%%
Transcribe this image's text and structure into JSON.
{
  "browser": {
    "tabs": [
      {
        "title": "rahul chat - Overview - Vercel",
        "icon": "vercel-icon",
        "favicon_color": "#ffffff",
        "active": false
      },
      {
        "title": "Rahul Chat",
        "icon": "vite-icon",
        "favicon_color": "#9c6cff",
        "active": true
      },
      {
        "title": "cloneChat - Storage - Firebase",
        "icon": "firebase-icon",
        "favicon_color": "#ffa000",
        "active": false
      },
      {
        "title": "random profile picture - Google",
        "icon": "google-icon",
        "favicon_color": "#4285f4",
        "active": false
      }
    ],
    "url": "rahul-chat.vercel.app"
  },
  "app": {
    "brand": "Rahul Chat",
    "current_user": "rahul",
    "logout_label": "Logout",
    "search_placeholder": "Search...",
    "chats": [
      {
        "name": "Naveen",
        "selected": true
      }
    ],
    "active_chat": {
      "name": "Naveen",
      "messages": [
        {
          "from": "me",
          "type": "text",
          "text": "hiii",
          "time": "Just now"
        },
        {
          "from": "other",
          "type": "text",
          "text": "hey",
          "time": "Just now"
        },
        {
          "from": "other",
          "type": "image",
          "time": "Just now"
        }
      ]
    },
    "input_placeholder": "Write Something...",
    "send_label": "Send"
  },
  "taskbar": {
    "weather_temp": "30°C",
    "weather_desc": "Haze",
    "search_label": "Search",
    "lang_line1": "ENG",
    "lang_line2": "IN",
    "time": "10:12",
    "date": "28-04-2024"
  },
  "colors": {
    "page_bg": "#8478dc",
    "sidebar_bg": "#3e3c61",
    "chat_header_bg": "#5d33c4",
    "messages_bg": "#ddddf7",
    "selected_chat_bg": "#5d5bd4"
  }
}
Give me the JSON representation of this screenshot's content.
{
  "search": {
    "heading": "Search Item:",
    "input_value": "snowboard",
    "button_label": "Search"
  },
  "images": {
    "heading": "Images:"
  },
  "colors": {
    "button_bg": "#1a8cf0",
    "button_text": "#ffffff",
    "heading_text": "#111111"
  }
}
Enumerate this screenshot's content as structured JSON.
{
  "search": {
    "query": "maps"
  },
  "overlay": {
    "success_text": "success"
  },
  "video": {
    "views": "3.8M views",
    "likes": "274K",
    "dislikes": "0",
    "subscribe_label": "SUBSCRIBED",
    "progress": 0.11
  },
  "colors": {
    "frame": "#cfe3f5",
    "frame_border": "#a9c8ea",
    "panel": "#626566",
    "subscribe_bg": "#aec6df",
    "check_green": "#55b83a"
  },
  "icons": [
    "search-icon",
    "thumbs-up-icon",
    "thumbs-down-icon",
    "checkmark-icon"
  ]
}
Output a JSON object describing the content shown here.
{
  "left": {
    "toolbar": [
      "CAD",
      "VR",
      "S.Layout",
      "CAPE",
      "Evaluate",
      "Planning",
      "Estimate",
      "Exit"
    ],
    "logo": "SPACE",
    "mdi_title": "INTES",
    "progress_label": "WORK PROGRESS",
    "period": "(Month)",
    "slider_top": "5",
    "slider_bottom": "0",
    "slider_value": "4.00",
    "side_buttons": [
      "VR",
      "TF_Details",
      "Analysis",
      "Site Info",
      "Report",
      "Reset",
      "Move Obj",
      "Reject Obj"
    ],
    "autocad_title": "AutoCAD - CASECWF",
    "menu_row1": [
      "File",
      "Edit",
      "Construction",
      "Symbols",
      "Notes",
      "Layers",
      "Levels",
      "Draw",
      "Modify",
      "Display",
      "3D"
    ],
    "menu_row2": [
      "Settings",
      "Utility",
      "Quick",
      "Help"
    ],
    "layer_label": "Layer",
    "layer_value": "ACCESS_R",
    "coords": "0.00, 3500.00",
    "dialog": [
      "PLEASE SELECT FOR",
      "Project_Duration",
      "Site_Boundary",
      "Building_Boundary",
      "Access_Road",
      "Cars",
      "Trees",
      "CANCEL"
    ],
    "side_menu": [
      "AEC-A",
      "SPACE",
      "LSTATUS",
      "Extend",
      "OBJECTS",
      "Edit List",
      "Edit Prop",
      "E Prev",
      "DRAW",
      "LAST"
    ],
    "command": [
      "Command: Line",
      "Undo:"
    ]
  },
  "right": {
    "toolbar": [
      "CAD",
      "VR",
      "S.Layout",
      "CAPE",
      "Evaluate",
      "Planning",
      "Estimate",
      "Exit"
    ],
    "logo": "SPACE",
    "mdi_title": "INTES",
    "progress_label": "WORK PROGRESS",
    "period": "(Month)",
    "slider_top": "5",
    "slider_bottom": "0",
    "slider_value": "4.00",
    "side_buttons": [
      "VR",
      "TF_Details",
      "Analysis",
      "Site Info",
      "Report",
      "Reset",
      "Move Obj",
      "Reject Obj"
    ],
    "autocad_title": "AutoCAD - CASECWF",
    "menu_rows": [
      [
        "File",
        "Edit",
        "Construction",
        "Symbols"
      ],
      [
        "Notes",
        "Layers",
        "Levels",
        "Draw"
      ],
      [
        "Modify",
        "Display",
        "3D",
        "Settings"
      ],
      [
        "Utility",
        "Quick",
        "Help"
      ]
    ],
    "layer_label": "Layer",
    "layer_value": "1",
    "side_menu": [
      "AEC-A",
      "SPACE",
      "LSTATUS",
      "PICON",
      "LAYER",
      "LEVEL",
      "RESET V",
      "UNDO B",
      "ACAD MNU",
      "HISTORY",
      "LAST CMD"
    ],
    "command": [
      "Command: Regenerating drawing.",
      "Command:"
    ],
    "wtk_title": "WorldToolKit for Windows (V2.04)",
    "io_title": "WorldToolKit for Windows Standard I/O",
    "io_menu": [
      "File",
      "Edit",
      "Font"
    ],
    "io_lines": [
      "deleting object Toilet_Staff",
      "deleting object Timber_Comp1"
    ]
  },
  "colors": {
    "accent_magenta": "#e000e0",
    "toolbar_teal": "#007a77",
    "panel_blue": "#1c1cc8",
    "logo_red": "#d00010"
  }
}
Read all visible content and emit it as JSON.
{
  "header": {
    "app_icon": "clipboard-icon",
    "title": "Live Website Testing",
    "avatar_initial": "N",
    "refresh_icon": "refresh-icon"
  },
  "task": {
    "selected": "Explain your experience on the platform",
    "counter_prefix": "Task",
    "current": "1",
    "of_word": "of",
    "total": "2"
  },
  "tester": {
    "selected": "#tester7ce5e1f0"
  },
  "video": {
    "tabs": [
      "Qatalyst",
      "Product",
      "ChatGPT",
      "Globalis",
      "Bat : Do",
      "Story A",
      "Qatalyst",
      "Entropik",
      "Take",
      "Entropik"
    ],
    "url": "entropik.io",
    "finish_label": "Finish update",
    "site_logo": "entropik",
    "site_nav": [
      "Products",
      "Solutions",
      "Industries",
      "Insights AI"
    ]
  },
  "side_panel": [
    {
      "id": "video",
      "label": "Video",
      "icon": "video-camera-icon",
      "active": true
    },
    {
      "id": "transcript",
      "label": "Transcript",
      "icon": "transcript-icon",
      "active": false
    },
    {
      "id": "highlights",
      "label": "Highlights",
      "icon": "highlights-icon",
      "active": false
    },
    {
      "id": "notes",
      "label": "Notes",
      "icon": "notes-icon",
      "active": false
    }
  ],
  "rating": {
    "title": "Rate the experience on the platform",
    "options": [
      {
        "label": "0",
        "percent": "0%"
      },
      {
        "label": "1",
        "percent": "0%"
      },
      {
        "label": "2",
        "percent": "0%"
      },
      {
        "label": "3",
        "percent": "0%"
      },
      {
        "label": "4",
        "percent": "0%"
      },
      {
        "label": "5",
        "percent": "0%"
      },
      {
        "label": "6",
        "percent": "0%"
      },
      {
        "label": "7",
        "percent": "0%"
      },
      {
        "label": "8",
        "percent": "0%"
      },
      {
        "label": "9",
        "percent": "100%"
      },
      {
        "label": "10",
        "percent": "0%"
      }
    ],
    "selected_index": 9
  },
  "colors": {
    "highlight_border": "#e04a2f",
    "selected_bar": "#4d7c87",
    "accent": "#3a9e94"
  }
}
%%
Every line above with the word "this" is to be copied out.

Transcribe this image's text and structure into JSON.
Give me the JSON representation of this screenshot's content.
Enumerate this screenshot's content as structured JSON.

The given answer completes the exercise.